> [Task instructions]: Reproduce, word for word, every line starting at the line that contains "Parse this screenshot: output" and ending with the final line of the entries.
*** Opening Data to process ***
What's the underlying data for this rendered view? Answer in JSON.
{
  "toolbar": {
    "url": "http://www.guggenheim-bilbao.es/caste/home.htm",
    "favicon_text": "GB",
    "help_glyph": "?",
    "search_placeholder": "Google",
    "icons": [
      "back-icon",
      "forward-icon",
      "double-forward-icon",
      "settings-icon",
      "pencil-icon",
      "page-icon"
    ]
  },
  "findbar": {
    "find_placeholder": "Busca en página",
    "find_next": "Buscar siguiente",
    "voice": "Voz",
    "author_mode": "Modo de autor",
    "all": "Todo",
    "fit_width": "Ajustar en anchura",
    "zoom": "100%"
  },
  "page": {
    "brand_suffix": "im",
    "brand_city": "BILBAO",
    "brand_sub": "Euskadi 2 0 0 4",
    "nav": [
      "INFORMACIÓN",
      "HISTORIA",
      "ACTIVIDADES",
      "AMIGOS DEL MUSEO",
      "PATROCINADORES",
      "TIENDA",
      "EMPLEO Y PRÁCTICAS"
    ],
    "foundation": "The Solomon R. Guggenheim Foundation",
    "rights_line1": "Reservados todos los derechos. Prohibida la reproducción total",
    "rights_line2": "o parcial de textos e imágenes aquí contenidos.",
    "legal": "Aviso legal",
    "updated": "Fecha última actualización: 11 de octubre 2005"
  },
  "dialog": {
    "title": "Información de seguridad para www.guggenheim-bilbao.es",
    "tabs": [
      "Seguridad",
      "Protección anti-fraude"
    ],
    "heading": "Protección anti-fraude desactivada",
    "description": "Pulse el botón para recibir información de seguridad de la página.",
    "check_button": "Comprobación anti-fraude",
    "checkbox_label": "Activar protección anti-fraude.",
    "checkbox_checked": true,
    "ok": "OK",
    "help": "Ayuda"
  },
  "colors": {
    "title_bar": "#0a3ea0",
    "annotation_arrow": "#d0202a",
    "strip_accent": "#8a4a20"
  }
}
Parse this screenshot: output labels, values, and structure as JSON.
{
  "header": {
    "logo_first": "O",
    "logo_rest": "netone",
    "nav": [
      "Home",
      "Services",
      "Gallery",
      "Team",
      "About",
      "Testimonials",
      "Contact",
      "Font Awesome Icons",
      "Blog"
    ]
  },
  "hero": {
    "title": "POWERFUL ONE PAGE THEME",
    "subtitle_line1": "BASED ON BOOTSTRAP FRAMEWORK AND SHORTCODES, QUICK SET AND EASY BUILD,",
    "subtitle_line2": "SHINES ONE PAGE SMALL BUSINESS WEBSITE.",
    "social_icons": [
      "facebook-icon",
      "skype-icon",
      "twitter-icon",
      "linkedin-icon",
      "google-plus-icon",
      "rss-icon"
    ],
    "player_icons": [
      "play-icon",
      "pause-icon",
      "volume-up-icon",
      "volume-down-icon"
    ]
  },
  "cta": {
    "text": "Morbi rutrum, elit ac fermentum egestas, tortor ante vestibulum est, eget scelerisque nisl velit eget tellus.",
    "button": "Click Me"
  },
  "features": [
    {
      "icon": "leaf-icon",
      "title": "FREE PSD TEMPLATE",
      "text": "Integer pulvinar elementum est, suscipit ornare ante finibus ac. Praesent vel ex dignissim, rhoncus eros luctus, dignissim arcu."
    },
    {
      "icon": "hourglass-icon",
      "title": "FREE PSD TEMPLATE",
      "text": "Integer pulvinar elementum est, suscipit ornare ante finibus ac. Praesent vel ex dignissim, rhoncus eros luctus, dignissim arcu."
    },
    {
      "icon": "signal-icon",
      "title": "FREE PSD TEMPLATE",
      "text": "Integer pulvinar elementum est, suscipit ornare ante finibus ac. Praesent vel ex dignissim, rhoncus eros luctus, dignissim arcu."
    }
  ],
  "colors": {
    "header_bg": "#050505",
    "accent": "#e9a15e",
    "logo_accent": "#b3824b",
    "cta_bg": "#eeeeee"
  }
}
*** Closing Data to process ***
> [Written solution]:
Parse this screenshot: output labels, values, and structure as JSON.
{
  "header": {
    "logo_first": "O",
    "logo_rest": "netone",
    "nav": [
      "Home",
      "Services",
      "Gallery",
      "Team",
      "About",
      "Testimonials",
      "Contact",
      "Font Awesome Icons",
      "Blog"
    ]
  },
  "hero": {
    "title": "POWERFUL ONE PAGE THEME",
    "subtitle_line1": "BASED ON BOOTSTRAP FRAMEWORK AND SHORTCODES, QUICK SET AND EASY BUILD,",
    "subtitle_line2": "SHINES ONE PAGE SMALL BUSINESS WEBSITE.",
    "social_icons": [
      "facebook-icon",
      "skype-icon",
      "twitter-icon",
      "linkedin-icon",
      "google-plus-icon",
      "rss-icon"
    ],
    "player_icons": [
      "play-icon",
      "pause-icon",
      "volume-up-icon",
      "volume-down-icon"
    ]
  },
  "cta": {
    "text": "Morbi rutrum, elit ac fermentum egestas, tortor ante vestibulum est, eget scelerisque nisl velit eget tellus.",
    "button": "Click Me"
  },
  "features": [
    {
      "icon": "leaf-icon",
      "title": "FREE PSD TEMPLATE",
      "text": "Integer pulvinar elementum est, suscipit ornare ante finibus ac. Praesent vel ex dignissim, rhoncus eros luctus, dignissim arcu."
    },
    {
      "icon": "hourglass-icon",
      "title": "FREE PSD TEMPLATE",
      "text": "Integer pulvinar elementum est, suscipit ornare ante finibus ac. Praesent vel ex dignissim, rhoncus eros luctus, dignissim arcu."
    },
    {
      "icon": "signal-icon",
      "title": "FREE PSD TEMPLATE",
      "text": "Integer pulvinar elementum est, suscipit ornare ante finibus ac. Praesent vel ex dignissim, rhoncus eros luctus, dignissim arcu."
    }
  ],
  "colors": {
    "header_bg": "#050505",
    "accent": "#e9a15e",
    "logo_accent": "#b3824b",
    "cta_bg": "#eeeeee"
  }
}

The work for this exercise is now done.